[Saved entries]
━━━━━━

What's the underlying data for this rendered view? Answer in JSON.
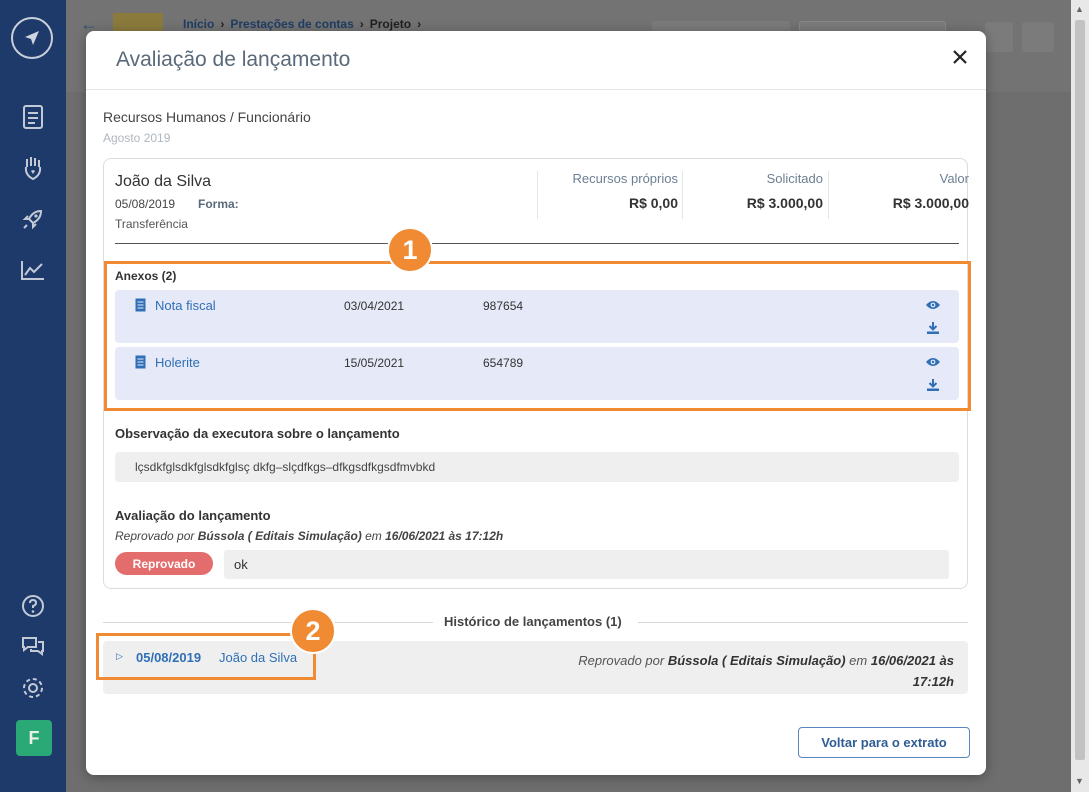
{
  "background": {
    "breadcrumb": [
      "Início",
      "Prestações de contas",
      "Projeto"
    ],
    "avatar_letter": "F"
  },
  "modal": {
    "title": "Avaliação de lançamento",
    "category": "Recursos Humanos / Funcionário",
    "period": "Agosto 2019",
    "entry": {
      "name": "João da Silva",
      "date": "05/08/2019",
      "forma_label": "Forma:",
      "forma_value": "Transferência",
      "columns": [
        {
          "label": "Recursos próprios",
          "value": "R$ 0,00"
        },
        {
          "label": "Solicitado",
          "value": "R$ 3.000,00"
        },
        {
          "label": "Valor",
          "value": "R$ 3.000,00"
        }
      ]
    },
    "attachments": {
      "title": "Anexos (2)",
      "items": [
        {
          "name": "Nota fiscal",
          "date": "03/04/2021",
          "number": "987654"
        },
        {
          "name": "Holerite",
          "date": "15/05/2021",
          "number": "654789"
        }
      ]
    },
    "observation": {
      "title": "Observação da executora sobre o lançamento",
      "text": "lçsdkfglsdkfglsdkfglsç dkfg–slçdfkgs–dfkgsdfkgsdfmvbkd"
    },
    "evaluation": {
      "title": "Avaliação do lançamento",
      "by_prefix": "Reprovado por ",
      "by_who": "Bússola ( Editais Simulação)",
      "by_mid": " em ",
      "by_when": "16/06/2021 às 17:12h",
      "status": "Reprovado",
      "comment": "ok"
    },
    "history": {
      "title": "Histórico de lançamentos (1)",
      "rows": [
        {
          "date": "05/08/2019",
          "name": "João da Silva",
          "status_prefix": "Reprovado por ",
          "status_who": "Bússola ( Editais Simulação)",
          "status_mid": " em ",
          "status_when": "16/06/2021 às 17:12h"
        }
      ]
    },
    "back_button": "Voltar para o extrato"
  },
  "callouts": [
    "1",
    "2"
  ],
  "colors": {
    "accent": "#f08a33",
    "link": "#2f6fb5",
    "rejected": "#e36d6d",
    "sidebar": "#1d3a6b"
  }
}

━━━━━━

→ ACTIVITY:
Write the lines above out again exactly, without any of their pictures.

→ RESULT FOR THIS EXERCISE:
What's the underlying data for this rendered view? Answer in JSON.
{
  "background": {
    "breadcrumb": [
      "Início",
      "Prestações de contas",
      "Projeto"
    ],
    "avatar_letter": "F"
  },
  "modal": {
    "title": "Avaliação de lançamento",
    "category": "Recursos Humanos / Funcionário",
    "period": "Agosto 2019",
    "entry": {
      "name": "João da Silva",
      "date": "05/08/2019",
      "forma_label": "Forma:",
      "forma_value": "Transferência",
      "columns": [
        {
          "label": "Recursos próprios",
          "value": "R$ 0,00"
        },
        {
          "label": "Solicitado",
          "value": "R$ 3.000,00"
        },
        {
          "label": "Valor",
          "value": "R$ 3.000,00"
        }
      ]
    },
    "attachments": {
      "title": "Anexos (2)",
      "items": [
        {
          "name": "Nota fiscal",
          "date": "03/04/2021",
          "number": "987654"
        },
        {
          "name": "Holerite",
          "date": "15/05/2021",
          "number": "654789"
        }
      ]
    },
    "observation": {
      "title": "Observação da executora sobre o lançamento",
      "text": "lçsdkfglsdkfglsdkfglsç dkfg–slçdfkgs–dfkgsdfkgsdfmvbkd"
    },
    "evaluation": {
      "title": "Avaliação do lançamento",
      "by_prefix": "Reprovado por ",
      "by_who": "Bússola ( Editais Simulação)",
      "by_mid": " em ",
      "by_when": "16/06/2021 às 17:12h",
      "status": "Reprovado",
      "comment": "ok"
    },
    "history": {
      "title": "Histórico de lançamentos (1)",
      "rows": [
        {
          "date": "05/08/2019",
          "name": "João da Silva",
          "status_prefix": "Reprovado por ",
          "status_who": "Bússola ( Editais Simulação)",
          "status_mid": " em ",
          "status_when": "16/06/2021 às 17:12h"
        }
      ]
    },
    "back_button": "Voltar para o extrato"
  },
  "callouts": [
    "1",
    "2"
  ],
  "colors": {
    "accent": "#f08a33",
    "link": "#2f6fb5",
    "rejected": "#e36d6d",
    "sidebar": "#1d3a6b"
  }
}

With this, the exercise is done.